## Task to carry out
Give back the records in their entirety, exactly.

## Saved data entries
----
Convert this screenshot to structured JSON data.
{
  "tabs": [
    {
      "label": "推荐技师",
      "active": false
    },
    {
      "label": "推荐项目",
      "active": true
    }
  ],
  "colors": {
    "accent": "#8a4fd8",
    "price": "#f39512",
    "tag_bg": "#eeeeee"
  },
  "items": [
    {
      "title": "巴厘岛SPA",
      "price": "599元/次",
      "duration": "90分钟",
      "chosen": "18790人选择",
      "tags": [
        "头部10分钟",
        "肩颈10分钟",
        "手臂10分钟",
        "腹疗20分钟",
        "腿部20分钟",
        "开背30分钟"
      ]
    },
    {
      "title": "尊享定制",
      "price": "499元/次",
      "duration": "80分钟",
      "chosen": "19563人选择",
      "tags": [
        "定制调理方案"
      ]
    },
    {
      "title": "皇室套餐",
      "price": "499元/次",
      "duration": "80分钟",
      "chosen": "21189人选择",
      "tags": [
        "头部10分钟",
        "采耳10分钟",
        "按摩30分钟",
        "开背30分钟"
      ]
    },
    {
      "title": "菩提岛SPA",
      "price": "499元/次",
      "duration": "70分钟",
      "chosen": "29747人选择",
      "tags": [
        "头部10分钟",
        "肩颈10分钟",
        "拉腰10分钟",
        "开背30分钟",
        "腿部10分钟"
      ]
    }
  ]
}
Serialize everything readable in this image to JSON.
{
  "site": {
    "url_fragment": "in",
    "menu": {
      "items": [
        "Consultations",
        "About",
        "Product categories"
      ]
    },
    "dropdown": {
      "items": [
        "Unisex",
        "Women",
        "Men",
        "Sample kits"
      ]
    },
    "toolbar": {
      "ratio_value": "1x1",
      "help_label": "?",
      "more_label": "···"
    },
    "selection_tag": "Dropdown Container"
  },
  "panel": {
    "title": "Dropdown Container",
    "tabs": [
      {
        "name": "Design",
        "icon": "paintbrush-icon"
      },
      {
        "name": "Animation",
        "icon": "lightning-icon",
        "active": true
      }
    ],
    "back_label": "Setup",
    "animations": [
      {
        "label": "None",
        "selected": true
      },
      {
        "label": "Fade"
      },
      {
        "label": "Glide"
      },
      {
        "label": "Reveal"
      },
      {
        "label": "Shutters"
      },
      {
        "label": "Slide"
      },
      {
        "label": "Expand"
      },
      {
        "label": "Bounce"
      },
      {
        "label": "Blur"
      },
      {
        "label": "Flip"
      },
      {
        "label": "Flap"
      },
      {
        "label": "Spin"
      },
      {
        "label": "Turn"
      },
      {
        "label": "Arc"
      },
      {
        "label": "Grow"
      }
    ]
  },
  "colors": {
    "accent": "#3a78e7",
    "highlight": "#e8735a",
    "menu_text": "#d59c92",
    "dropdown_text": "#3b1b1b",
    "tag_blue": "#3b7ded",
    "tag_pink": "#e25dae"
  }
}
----
## Exercise output
Convert this screenshot to structured JSON data.
{
  "tabs": [
    {
      "label": "推荐技师",
      "active": false
    },
    {
      "label": "推荐项目",
      "active": true
    }
  ],
  "colors": {
    "accent": "#8a4fd8",
    "price": "#f39512",
    "tag_bg": "#eeeeee"
  },
  "items": [
    {
      "title": "巴厘岛SPA",
      "price": "599元/次",
      "duration": "90分钟",
      "chosen": "18790人选择",
      "tags": [
        "头部10分钟",
        "肩颈10分钟",
        "手臂10分钟",
        "腹疗20分钟",
        "腿部20分钟",
        "开背30分钟"
      ]
    },
    {
      "title": "尊享定制",
      "price": "499元/次",
      "duration": "80分钟",
      "chosen": "19563人选择",
      "tags": [
        "定制调理方案"
      ]
    },
    {
      "title": "皇室套餐",
      "price": "499元/次",
      "duration": "80分钟",
      "chosen": "21189人选择",
      "tags": [
        "头部10分钟",
        "采耳10分钟",
        "按摩30分钟",
        "开背30分钟"
      ]
    },
    {
      "title": "菩提岛SPA",
      "price": "499元/次",
      "duration": "70分钟",
      "chosen": "29747人选择",
      "tags": [
        "头部10分钟",
        "肩颈10分钟",
        "拉腰10分钟",
        "开背30分钟",
        "腿部10分钟"
      ]
    }
  ]
}
Serialize everything readable in this image to JSON.
{
  "site": {
    "url_fragment": "in",
    "menu": {
      "items": [
        "Consultations",
        "About",
        "Product categories"
      ]
    },
    "dropdown": {
      "items": [
        "Unisex",
        "Women",
        "Men",
        "Sample kits"
      ]
    },
    "toolbar": {
      "ratio_value": "1x1",
      "help_label": "?",
      "more_label": "···"
    },
    "selection_tag": "Dropdown Container"
  },
  "panel": {
    "title": "Dropdown Container",
    "tabs": [
      {
        "name": "Design",
        "icon": "paintbrush-icon"
      },
      {
        "name": "Animation",
        "icon": "lightning-icon",
        "active": true
      }
    ],
    "back_label": "Setup",
    "animations": [
      {
        "label": "None",
        "selected": true
      },
      {
        "label": "Fade"
      },
      {
        "label": "Glide"
      },
      {
        "label": "Reveal"
      },
      {
        "label": "Shutters"
      },
      {
        "label": "Slide"
      },
      {
        "label": "Expand"
      },
      {
        "label": "Bounce"
      },
      {
        "label": "Blur"
      },
      {
        "label": "Flip"
      },
      {
        "label": "Flap"
      },
      {
        "label": "Spin"
      },
      {
        "label": "Turn"
      },
      {
        "label": "Arc"
      },
      {
        "label": "Grow"
      }
    ]
  },
  "colors": {
    "accent": "#3a78e7",
    "highlight": "#e8735a",
    "menu_text": "#d59c92",
    "dropdown_text": "#3b1b1b",
    "tag_blue": "#3b7ded",
    "tag_pink": "#e25dae"
  }
}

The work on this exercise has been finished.